> **Task directions**
Check each line of the data for "icon" and select those that have it.

[Saved data entries]
☆ ☆ ☆ ☆

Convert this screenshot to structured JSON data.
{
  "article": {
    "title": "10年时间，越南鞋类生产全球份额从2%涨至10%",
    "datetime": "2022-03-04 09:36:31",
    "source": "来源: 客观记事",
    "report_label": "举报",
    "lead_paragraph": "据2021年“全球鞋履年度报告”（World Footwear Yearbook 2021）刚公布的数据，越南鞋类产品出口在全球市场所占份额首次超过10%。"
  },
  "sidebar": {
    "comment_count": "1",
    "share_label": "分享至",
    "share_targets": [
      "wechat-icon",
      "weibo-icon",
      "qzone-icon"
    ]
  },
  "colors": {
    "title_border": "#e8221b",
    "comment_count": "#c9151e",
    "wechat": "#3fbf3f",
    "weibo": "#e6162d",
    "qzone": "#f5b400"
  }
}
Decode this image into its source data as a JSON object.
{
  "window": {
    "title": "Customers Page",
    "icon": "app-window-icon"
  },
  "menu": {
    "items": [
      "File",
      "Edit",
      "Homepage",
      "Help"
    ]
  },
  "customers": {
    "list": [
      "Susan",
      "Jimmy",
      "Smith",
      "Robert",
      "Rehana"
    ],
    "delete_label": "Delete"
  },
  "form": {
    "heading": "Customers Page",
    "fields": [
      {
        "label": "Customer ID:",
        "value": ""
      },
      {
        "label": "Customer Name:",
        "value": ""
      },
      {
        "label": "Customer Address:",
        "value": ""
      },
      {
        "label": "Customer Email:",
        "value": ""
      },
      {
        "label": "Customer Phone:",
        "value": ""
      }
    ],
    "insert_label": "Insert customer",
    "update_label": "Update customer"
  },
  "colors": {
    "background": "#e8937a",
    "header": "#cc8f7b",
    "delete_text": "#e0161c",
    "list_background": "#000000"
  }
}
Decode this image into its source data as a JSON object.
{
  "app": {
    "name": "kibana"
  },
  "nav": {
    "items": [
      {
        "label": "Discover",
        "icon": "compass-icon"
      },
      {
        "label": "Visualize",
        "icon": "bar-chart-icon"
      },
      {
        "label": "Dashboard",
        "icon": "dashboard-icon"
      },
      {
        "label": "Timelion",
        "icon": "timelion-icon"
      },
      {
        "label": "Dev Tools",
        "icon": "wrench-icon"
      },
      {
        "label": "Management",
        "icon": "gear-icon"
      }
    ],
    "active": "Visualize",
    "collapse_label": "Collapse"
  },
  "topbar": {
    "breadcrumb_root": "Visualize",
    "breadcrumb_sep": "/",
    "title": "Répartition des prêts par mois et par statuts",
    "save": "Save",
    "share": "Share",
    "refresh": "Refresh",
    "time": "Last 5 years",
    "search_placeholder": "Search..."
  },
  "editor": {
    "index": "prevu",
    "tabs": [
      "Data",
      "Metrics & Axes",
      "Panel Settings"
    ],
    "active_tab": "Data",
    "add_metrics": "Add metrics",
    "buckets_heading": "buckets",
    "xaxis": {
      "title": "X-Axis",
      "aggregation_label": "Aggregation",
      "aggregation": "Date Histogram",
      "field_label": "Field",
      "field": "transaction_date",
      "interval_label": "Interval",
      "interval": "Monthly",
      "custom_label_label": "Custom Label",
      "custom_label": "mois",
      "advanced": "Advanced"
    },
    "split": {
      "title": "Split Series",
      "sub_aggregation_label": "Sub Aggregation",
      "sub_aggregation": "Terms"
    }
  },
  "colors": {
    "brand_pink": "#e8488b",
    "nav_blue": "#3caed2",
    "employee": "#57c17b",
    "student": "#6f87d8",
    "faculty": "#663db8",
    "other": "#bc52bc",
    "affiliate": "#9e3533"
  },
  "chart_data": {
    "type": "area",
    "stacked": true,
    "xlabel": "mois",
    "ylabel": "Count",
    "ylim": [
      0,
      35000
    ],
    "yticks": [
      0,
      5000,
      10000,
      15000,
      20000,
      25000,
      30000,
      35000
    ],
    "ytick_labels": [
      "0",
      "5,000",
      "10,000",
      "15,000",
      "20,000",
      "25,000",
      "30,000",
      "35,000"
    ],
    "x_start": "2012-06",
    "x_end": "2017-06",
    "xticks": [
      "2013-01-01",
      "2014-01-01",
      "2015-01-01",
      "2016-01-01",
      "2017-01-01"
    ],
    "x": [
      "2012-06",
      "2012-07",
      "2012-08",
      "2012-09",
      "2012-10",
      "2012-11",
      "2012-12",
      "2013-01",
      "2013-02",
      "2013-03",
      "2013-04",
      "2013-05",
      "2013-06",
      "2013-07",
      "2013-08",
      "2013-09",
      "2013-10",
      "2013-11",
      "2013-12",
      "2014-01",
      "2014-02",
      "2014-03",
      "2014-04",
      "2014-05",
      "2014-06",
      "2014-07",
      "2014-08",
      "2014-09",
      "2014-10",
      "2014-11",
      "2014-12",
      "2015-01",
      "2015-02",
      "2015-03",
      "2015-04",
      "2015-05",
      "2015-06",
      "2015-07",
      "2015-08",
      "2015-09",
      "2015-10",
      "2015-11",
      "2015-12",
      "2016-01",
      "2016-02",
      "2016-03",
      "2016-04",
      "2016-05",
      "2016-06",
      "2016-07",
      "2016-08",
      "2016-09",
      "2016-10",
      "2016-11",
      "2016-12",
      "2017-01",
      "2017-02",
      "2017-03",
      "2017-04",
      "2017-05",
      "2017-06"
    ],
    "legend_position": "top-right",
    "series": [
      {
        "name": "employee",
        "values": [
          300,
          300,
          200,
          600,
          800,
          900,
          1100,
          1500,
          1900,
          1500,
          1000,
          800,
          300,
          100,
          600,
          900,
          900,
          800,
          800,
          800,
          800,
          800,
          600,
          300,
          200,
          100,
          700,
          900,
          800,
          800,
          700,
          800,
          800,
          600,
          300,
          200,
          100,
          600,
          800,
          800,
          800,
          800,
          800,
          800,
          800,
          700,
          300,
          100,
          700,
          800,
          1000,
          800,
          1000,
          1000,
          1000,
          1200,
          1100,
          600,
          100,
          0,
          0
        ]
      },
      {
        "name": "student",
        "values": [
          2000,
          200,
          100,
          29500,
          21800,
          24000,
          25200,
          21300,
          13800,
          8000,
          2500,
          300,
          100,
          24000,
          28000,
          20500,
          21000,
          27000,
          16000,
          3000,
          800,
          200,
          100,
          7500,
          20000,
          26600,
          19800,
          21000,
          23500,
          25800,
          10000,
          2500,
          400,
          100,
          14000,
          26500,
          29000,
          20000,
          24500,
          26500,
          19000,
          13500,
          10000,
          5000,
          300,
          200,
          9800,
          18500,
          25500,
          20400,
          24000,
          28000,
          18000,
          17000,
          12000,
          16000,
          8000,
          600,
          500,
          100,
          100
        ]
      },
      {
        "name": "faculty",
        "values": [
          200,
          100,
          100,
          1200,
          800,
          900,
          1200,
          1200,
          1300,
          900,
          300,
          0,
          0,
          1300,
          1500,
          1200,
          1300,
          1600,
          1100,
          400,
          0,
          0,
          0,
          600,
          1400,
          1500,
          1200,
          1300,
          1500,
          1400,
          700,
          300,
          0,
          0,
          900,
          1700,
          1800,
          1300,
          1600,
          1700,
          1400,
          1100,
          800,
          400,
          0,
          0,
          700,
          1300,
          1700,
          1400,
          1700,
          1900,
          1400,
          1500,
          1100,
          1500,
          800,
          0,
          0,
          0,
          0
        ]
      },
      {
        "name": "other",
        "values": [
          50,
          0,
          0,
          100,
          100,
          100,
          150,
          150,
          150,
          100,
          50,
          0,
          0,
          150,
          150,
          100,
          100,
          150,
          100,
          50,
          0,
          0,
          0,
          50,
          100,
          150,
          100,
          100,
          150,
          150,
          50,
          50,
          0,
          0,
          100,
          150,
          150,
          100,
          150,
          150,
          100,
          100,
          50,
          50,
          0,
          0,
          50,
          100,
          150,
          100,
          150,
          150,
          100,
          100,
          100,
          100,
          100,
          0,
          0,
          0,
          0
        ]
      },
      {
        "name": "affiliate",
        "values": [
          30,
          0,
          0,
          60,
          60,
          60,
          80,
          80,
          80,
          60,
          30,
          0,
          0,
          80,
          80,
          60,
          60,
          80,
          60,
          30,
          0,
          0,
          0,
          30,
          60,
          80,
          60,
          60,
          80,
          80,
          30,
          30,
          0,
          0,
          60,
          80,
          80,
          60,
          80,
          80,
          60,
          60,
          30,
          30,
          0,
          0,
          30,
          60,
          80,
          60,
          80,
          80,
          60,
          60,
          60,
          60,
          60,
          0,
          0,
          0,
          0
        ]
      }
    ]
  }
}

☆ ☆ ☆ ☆

> **Solution**
      "wechat-icon",
      "weibo-icon",
      "qzone-icon"
    "icon": "app-window-icon"
        "icon": "compass-icon"
        "icon": "bar-chart-icon"
        "icon": "dashboard-icon"
        "icon": "timelion-icon"
        "icon": "wrench-icon"
        "icon": "gear-icon"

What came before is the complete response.